Drug Free Sport New Zealand urges rugby players not to take any supplements, due to the risk of them containing banned substances. And given what happened to Johan Goosen in 2010, it would come as no surprise were SARU or SAIDS to do the same here in South Africa.
Goosen pleaded guilty to the use of stimulant Methylhexaneamine – a stimulant present in a supplement that Goosen had bought over the counter in Bloemfontein. The Judicial Committee decided that Goosen had been negligent and that his explanation of accepting assurance from the salesman that the stimulant contained no prohibited ingredients was insufficient.
But 28-year-old Franks, who has played 23 tests, believes that is unrealistic and that athletes should work more closely with the agency. He estimates “at least 90 per cent” of New Zealand’s top rugby players take supplements. Numbers would be similar in South Africa.
The New Zealand Herald reports that the new Hurricanes player’s views have been criticised by those who compare the taking of protein powder with illegal performance-enhancing drugs.
But Ken Franks, father of Ben and Owen, and owner of the family gym, has defended the modern practice of taking supplements – saying it’s not for enhancing performances but simply recovering from the demands of the game.
“Where everyone is misinformed is that as soon as you say ‘supplements’ it is this nasty, dark area – but a lot of the supplements are merely a bottle of vitamin C tablets that everyone has in their cupboard,” Ken Franks said. “People are missing the point I think.
“You can’t get it all from eating naturally.
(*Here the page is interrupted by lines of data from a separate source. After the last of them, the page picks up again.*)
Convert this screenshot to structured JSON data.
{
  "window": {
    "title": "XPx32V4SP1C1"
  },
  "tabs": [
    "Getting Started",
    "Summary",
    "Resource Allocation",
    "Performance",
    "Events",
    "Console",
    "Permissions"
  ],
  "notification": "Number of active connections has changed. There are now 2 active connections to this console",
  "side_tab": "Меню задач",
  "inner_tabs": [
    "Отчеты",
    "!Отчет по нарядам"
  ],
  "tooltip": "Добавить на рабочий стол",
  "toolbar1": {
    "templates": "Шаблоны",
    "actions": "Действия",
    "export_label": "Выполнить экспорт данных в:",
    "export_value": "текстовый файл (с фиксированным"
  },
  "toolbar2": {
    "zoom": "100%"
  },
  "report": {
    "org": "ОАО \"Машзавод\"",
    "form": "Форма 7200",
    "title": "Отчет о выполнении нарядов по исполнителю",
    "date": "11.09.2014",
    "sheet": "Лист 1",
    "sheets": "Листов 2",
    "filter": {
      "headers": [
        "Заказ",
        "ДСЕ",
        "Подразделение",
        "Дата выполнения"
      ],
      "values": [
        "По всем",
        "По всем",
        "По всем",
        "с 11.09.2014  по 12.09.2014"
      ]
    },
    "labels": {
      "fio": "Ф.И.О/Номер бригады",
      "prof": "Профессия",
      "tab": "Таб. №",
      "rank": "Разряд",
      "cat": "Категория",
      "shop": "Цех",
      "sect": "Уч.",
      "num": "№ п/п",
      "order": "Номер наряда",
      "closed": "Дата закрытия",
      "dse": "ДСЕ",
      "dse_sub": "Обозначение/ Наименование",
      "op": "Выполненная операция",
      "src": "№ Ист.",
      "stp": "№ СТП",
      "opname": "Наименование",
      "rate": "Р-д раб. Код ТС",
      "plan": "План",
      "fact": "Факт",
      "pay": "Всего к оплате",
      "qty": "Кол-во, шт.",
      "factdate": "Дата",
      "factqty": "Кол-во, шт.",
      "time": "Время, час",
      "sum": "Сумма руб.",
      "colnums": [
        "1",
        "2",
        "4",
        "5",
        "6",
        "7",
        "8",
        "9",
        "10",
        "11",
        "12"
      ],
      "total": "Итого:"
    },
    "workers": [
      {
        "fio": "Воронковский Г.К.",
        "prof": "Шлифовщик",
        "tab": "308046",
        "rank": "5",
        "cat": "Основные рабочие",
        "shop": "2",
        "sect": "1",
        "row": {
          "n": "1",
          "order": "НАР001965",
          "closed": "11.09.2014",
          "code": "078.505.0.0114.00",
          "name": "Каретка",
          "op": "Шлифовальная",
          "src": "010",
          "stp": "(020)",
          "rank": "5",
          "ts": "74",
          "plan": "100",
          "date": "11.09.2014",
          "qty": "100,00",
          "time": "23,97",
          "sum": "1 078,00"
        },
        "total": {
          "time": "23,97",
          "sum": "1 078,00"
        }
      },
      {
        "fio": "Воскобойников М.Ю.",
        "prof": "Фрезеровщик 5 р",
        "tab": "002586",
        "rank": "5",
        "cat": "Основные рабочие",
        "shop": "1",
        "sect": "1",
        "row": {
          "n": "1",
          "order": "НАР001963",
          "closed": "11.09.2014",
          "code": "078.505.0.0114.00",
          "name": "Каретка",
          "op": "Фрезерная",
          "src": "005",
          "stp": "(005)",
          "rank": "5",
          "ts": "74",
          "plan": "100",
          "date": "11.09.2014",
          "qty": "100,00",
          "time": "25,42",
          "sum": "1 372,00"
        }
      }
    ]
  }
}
For example, straight after a heavy workout you’ve got a 30-minute window to get the protein into you – if you’ve had a hard workout who feels like sitting down and having a dozen eggs and a breast of chicken to try to get the protein? It’s just ridiculous.
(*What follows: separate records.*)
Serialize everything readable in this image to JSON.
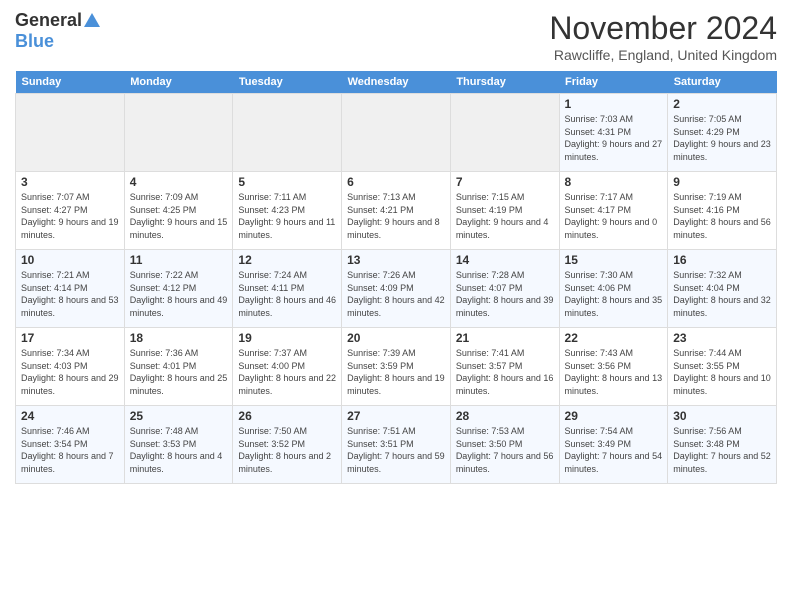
{
  "header": {
    "logo_general": "General",
    "logo_blue": "Blue",
    "month_title": "November 2024",
    "location": "Rawcliffe, England, United Kingdom"
  },
  "days_of_week": [
    "Sunday",
    "Monday",
    "Tuesday",
    "Wednesday",
    "Thursday",
    "Friday",
    "Saturday"
  ],
  "weeks": [
    [
      {
        "day": "",
        "info": ""
      },
      {
        "day": "",
        "info": ""
      },
      {
        "day": "",
        "info": ""
      },
      {
        "day": "",
        "info": ""
      },
      {
        "day": "",
        "info": ""
      },
      {
        "day": "1",
        "info": "Sunrise: 7:03 AM\nSunset: 4:31 PM\nDaylight: 9 hours and 27 minutes."
      },
      {
        "day": "2",
        "info": "Sunrise: 7:05 AM\nSunset: 4:29 PM\nDaylight: 9 hours and 23 minutes."
      }
    ],
    [
      {
        "day": "3",
        "info": "Sunrise: 7:07 AM\nSunset: 4:27 PM\nDaylight: 9 hours and 19 minutes."
      },
      {
        "day": "4",
        "info": "Sunrise: 7:09 AM\nSunset: 4:25 PM\nDaylight: 9 hours and 15 minutes."
      },
      {
        "day": "5",
        "info": "Sunrise: 7:11 AM\nSunset: 4:23 PM\nDaylight: 9 hours and 11 minutes."
      },
      {
        "day": "6",
        "info": "Sunrise: 7:13 AM\nSunset: 4:21 PM\nDaylight: 9 hours and 8 minutes."
      },
      {
        "day": "7",
        "info": "Sunrise: 7:15 AM\nSunset: 4:19 PM\nDaylight: 9 hours and 4 minutes."
      },
      {
        "day": "8",
        "info": "Sunrise: 7:17 AM\nSunset: 4:17 PM\nDaylight: 9 hours and 0 minutes."
      },
      {
        "day": "9",
        "info": "Sunrise: 7:19 AM\nSunset: 4:16 PM\nDaylight: 8 hours and 56 minutes."
      }
    ],
    [
      {
        "day": "10",
        "info": "Sunrise: 7:21 AM\nSunset: 4:14 PM\nDaylight: 8 hours and 53 minutes."
      },
      {
        "day": "11",
        "info": "Sunrise: 7:22 AM\nSunset: 4:12 PM\nDaylight: 8 hours and 49 minutes."
      },
      {
        "day": "12",
        "info": "Sunrise: 7:24 AM\nSunset: 4:11 PM\nDaylight: 8 hours and 46 minutes."
      },
      {
        "day": "13",
        "info": "Sunrise: 7:26 AM\nSunset: 4:09 PM\nDaylight: 8 hours and 42 minutes."
      },
      {
        "day": "14",
        "info": "Sunrise: 7:28 AM\nSunset: 4:07 PM\nDaylight: 8 hours and 39 minutes."
      },
      {
        "day": "15",
        "info": "Sunrise: 7:30 AM\nSunset: 4:06 PM\nDaylight: 8 hours and 35 minutes."
      },
      {
        "day": "16",
        "info": "Sunrise: 7:32 AM\nSunset: 4:04 PM\nDaylight: 8 hours and 32 minutes."
      }
    ],
    [
      {
        "day": "17",
        "info": "Sunrise: 7:34 AM\nSunset: 4:03 PM\nDaylight: 8 hours and 29 minutes."
      },
      {
        "day": "18",
        "info": "Sunrise: 7:36 AM\nSunset: 4:01 PM\nDaylight: 8 hours and 25 minutes."
      },
      {
        "day": "19",
        "info": "Sunrise: 7:37 AM\nSunset: 4:00 PM\nDaylight: 8 hours and 22 minutes."
      },
      {
        "day": "20",
        "info": "Sunrise: 7:39 AM\nSunset: 3:59 PM\nDaylight: 8 hours and 19 minutes."
      },
      {
        "day": "21",
        "info": "Sunrise: 7:41 AM\nSunset: 3:57 PM\nDaylight: 8 hours and 16 minutes."
      },
      {
        "day": "22",
        "info": "Sunrise: 7:43 AM\nSunset: 3:56 PM\nDaylight: 8 hours and 13 minutes."
      },
      {
        "day": "23",
        "info": "Sunrise: 7:44 AM\nSunset: 3:55 PM\nDaylight: 8 hours and 10 minutes."
      }
    ],
    [
      {
        "day": "24",
        "info": "Sunrise: 7:46 AM\nSunset: 3:54 PM\nDaylight: 8 hours and 7 minutes."
      },
      {
        "day": "25",
        "info": "Sunrise: 7:48 AM\nSunset: 3:53 PM\nDaylight: 8 hours and 4 minutes."
      },
      {
        "day": "26",
        "info": "Sunrise: 7:50 AM\nSunset: 3:52 PM\nDaylight: 8 hours and 2 minutes."
      },
      {
        "day": "27",
        "info": "Sunrise: 7:51 AM\nSunset: 3:51 PM\nDaylight: 7 hours and 59 minutes."
      },
      {
        "day": "28",
        "info": "Sunrise: 7:53 AM\nSunset: 3:50 PM\nDaylight: 7 hours and 56 minutes."
      },
      {
        "day": "29",
        "info": "Sunrise: 7:54 AM\nSunset: 3:49 PM\nDaylight: 7 hours and 54 minutes."
      },
      {
        "day": "30",
        "info": "Sunrise: 7:56 AM\nSunset: 3:48 PM\nDaylight: 7 hours and 52 minutes."
      }
    ]
  ]
}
“What Ben was saying was ‘why can’t we sit down with the drug agency?’ We know that the onus is always on the athlete to make sure, but why can’t the drug agency audit some supplement companies? Not to say ‘if you take them you’ll be right’, it’s still up to the athlete, but to say `we’ve audited the factory, their processes are up to pharmaceutical grade and we think everything is fine’. They’re not taking responsibility but at least they’re giving [athletes] a list of potential companies to use.”
“It’s all around recovery, it’s nothing to do with enhancement. You look at when the [Franks] boys get back from [European] tour. They get back at the end of November or early December. I think last year Ben and Owen had one week to 10 days off. The most important part of the year for them is the off season, so when everyone thinks the boys are on the beach having a holiday, they’re training twice a day, five times a week, just to get their condition back into them that they’ve lost over the season.”